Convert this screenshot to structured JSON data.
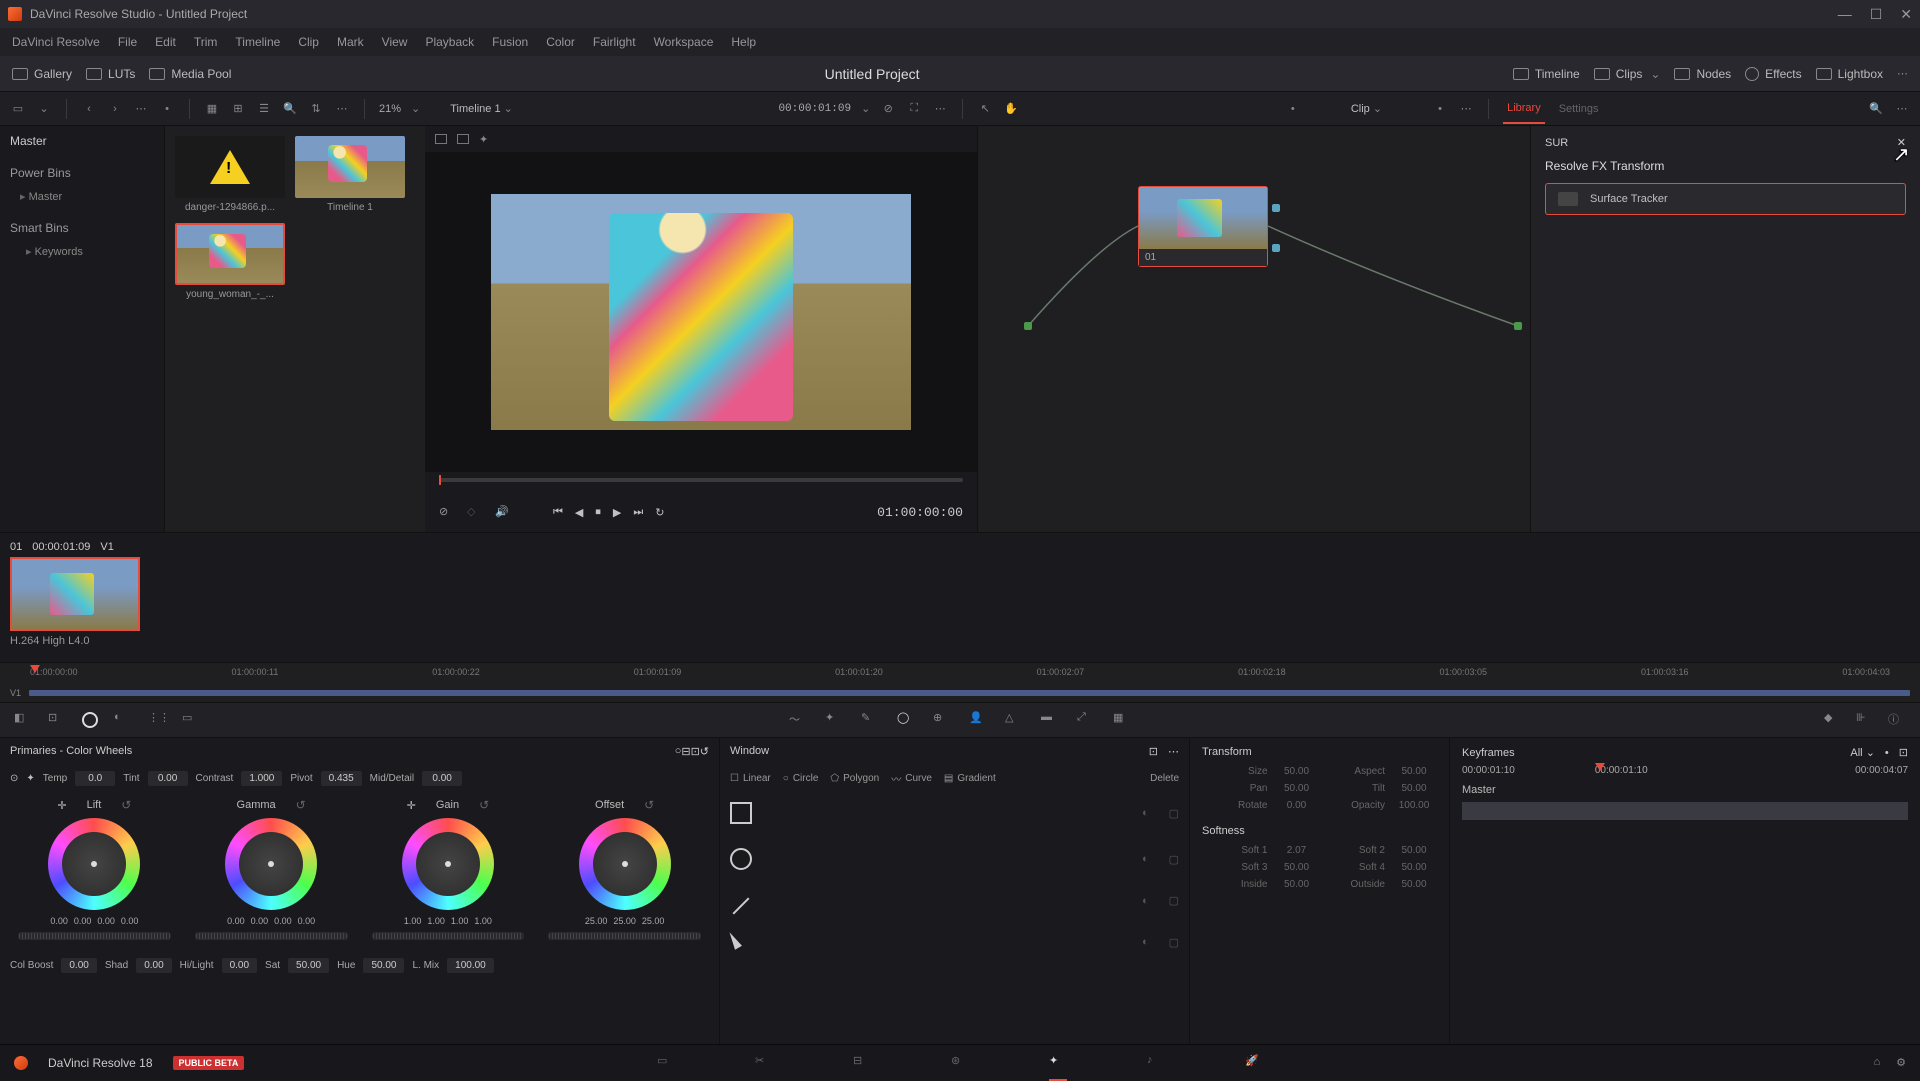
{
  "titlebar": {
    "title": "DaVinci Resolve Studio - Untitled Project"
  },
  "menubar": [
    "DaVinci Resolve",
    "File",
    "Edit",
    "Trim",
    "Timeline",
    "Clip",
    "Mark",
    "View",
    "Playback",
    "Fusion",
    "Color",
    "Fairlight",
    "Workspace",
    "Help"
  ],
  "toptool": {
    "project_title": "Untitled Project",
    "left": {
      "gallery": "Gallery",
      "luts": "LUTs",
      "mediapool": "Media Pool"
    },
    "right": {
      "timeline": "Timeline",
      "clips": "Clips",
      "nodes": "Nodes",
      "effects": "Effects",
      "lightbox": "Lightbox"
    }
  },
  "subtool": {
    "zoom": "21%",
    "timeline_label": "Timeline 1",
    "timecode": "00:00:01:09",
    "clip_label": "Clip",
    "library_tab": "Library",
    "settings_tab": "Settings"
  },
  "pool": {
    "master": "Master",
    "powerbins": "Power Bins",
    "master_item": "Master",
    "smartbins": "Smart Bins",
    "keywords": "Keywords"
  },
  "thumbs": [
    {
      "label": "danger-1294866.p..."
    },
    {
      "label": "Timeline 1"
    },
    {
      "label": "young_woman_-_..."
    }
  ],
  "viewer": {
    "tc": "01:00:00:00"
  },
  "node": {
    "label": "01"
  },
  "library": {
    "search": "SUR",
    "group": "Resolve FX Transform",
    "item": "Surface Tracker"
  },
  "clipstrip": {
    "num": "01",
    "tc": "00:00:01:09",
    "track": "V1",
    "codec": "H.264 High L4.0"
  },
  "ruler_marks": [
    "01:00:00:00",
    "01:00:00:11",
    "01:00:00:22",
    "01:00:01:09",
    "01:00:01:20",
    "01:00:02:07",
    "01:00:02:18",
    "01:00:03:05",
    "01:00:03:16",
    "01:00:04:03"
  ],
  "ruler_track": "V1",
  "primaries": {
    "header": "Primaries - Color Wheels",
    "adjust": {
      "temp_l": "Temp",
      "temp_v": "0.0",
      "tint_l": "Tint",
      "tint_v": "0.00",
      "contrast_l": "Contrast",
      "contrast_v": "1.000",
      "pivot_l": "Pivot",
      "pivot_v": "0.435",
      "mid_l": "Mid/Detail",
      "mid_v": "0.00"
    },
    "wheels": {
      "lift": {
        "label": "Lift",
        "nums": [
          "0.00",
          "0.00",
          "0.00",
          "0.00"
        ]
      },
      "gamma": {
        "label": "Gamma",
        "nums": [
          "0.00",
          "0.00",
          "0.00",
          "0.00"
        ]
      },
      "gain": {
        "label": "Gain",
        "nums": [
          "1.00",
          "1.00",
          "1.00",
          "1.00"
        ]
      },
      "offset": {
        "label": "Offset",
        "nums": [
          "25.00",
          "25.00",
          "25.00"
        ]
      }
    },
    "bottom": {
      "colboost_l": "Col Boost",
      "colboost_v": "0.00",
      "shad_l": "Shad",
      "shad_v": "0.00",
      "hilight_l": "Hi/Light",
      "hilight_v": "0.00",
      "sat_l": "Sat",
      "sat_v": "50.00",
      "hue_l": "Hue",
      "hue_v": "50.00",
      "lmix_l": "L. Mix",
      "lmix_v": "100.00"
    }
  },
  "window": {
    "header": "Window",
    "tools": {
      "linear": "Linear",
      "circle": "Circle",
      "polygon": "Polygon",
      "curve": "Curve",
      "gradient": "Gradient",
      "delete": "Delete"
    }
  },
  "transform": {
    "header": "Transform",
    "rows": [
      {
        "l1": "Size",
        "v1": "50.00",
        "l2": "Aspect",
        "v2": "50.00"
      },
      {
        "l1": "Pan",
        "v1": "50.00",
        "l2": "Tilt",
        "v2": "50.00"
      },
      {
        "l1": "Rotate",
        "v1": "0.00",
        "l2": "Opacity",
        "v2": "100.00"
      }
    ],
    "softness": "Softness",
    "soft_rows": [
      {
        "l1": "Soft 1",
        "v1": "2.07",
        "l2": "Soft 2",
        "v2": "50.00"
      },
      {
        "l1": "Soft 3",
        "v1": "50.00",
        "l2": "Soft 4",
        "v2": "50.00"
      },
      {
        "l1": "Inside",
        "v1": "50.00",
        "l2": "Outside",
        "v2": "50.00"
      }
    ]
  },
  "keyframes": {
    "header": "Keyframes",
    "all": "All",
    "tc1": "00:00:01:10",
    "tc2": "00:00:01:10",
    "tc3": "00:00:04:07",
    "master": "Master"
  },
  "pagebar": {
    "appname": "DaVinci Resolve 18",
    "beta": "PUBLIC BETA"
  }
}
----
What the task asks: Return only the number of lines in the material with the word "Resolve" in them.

Response to this exercise: 4